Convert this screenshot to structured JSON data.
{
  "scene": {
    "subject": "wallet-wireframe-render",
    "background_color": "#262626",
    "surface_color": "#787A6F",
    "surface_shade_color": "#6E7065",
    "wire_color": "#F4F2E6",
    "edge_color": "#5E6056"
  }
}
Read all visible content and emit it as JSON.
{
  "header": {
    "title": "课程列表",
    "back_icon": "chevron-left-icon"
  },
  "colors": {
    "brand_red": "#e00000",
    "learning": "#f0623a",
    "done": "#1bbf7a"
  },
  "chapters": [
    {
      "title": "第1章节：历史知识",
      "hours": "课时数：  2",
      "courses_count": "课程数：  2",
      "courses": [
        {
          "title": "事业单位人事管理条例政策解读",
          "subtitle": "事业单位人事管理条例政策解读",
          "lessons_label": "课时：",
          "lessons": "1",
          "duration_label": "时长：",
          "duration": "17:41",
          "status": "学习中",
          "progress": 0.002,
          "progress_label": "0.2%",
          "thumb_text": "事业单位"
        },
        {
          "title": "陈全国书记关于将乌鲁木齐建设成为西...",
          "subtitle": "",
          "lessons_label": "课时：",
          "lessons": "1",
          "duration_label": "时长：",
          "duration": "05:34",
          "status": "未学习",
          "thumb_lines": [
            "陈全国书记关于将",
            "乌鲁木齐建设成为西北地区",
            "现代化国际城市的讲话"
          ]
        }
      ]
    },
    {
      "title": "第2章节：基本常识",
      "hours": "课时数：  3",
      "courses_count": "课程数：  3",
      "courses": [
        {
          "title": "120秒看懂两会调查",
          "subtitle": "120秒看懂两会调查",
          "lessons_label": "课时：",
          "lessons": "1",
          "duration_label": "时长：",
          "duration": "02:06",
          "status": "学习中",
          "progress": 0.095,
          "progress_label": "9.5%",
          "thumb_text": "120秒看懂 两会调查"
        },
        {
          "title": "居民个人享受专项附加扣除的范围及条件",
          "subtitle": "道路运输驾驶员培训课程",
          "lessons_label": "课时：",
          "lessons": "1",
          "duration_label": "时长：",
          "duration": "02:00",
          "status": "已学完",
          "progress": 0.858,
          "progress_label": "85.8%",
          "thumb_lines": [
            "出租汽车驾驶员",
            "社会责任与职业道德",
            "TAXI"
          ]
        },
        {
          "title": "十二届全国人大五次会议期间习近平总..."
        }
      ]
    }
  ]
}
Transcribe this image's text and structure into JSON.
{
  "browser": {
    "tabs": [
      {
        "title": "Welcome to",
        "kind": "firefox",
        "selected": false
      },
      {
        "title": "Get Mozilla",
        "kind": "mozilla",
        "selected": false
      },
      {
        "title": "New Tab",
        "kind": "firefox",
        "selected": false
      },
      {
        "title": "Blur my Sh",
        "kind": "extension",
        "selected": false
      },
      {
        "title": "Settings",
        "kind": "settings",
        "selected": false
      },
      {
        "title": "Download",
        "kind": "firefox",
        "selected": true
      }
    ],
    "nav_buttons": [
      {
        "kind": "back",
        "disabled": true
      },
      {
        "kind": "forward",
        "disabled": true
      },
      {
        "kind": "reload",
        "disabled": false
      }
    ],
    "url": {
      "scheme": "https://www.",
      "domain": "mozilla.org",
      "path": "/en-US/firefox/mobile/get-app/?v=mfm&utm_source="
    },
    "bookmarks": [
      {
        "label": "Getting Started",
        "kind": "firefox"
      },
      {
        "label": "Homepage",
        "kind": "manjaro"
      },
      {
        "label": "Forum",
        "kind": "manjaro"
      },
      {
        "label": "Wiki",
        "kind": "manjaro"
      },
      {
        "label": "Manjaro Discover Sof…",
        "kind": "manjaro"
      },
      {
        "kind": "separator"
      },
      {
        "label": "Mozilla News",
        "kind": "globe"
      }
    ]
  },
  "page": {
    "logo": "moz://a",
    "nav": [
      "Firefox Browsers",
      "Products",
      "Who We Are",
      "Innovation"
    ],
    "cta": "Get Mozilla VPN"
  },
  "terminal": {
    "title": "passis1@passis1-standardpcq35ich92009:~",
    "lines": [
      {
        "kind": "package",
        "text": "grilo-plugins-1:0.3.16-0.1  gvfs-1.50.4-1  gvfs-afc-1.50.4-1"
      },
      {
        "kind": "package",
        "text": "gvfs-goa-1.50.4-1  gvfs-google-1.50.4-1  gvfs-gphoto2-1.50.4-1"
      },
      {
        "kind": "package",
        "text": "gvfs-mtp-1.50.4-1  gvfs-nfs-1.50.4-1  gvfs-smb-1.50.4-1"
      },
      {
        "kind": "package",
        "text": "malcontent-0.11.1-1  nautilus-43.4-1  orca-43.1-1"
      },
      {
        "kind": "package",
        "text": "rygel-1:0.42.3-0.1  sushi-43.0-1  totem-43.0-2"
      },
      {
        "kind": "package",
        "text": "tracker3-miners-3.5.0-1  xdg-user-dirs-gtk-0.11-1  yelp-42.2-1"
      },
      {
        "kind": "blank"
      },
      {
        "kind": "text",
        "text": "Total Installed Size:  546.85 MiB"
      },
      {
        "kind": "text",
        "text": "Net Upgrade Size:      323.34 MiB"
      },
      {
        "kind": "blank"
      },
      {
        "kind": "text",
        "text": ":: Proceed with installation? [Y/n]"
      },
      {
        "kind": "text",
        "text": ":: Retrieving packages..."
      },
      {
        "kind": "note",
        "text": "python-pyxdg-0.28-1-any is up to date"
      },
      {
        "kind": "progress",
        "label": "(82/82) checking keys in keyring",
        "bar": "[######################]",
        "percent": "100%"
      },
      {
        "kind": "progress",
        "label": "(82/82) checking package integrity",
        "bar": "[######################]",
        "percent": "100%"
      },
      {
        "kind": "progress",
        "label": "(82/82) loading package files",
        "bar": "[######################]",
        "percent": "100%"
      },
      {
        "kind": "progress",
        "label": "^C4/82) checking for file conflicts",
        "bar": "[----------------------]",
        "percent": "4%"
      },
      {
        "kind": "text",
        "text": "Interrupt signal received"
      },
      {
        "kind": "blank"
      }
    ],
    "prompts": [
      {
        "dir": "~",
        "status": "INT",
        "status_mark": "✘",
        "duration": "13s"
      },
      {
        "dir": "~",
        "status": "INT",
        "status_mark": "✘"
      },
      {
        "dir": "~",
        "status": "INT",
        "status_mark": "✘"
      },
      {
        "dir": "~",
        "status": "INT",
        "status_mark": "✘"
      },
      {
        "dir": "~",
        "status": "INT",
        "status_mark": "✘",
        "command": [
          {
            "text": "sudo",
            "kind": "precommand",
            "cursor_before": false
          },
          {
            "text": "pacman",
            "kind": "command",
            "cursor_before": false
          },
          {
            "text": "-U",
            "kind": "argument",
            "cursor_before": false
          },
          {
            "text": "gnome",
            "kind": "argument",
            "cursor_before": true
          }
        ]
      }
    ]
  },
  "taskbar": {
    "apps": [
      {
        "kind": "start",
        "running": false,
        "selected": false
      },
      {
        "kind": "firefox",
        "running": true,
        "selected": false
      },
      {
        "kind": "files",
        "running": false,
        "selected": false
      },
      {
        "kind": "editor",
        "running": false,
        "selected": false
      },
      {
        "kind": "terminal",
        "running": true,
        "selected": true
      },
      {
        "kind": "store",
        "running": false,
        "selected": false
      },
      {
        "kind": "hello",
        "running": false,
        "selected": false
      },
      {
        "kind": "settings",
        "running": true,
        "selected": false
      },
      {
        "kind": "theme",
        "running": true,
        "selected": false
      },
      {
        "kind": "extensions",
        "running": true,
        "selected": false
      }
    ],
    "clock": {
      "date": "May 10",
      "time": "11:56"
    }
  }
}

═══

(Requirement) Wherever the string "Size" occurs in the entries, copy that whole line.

(Response to the task)
        "text": "Total Installed Size:  546.85 MiB"
        "text": "Net Upgrade Size:      323.34 MiB"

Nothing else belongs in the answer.